• [Data in this exercise]
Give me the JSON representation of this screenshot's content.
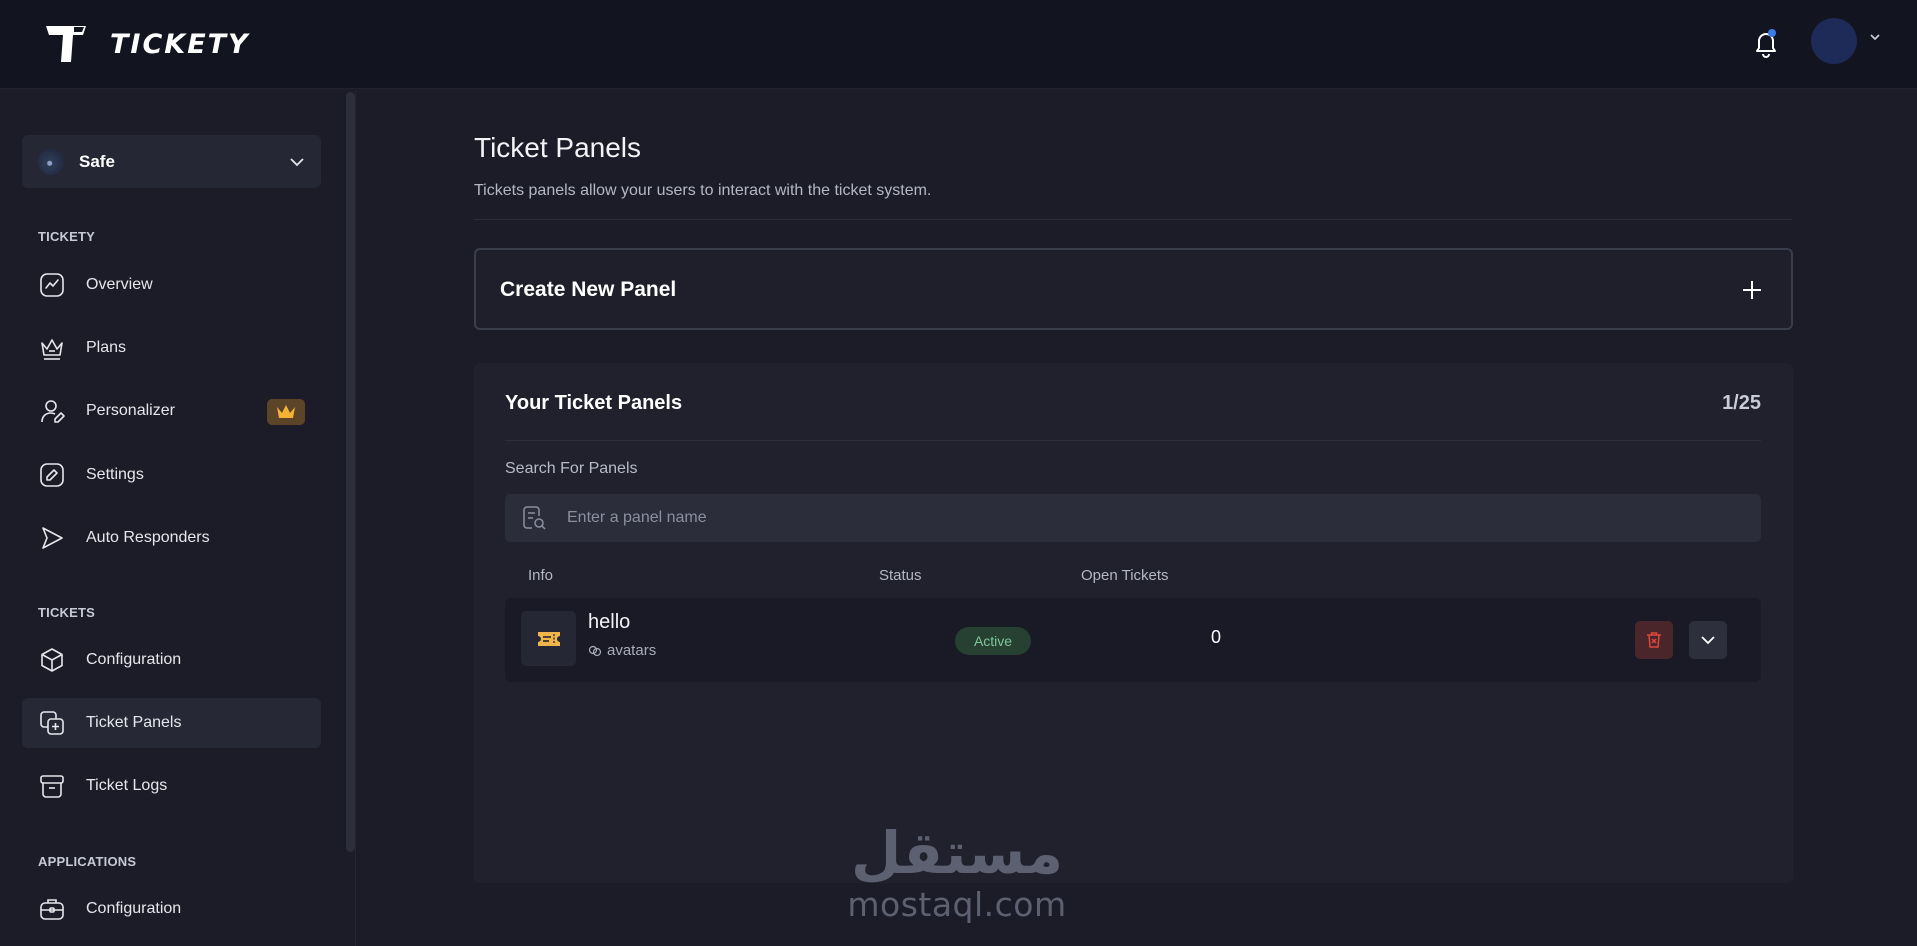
{
  "app": {
    "brand": "TICKETY"
  },
  "header": {
    "notification_icon": "bell-icon",
    "avatar_icon": "user-avatar"
  },
  "sidebar": {
    "server": {
      "name": "Safe"
    },
    "sections": [
      {
        "title": "TICKETY"
      },
      {
        "title": "TICKETS"
      },
      {
        "title": "APPLICATIONS"
      }
    ],
    "items": [
      {
        "label": "Overview",
        "icon": "chart-icon"
      },
      {
        "label": "Plans",
        "icon": "crown-icon"
      },
      {
        "label": "Personalizer",
        "icon": "user-edit-icon",
        "badge": "crown"
      },
      {
        "label": "Settings",
        "icon": "edit-icon"
      },
      {
        "label": "Auto Responders",
        "icon": "send-icon"
      },
      {
        "label": "Configuration",
        "icon": "cube-icon"
      },
      {
        "label": "Ticket Panels",
        "icon": "copy-plus-icon",
        "active": true
      },
      {
        "label": "Ticket Logs",
        "icon": "archive-icon"
      },
      {
        "label": "Configuration",
        "icon": "briefcase-icon"
      }
    ]
  },
  "main": {
    "title": "Ticket Panels",
    "subtitle": "Tickets panels allow your users to interact with the ticket system.",
    "create_panel_label": "Create New Panel",
    "panels": {
      "title": "Your Ticket Panels",
      "count": "1/25",
      "search_label": "Search For Panels",
      "search_placeholder": "Enter a panel name",
      "columns": [
        "Info",
        "Status",
        "Open Tickets"
      ],
      "rows": [
        {
          "name": "hello",
          "sub": "avatars",
          "status": "Active",
          "open_tickets": "0"
        }
      ]
    }
  },
  "watermark": {
    "arabic": "مستقل",
    "latin": "mostaql.com"
  },
  "colors": {
    "active_badge": "#7fc79a",
    "delete": "#e0473f",
    "ticket_icon": "#f0b54a",
    "crown_badge": "#f5b335"
  }
}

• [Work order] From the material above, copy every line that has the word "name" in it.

• [Finished exercise]
      "name": "Safe"
      "search_placeholder": "Enter a panel name",
          "name": "hello",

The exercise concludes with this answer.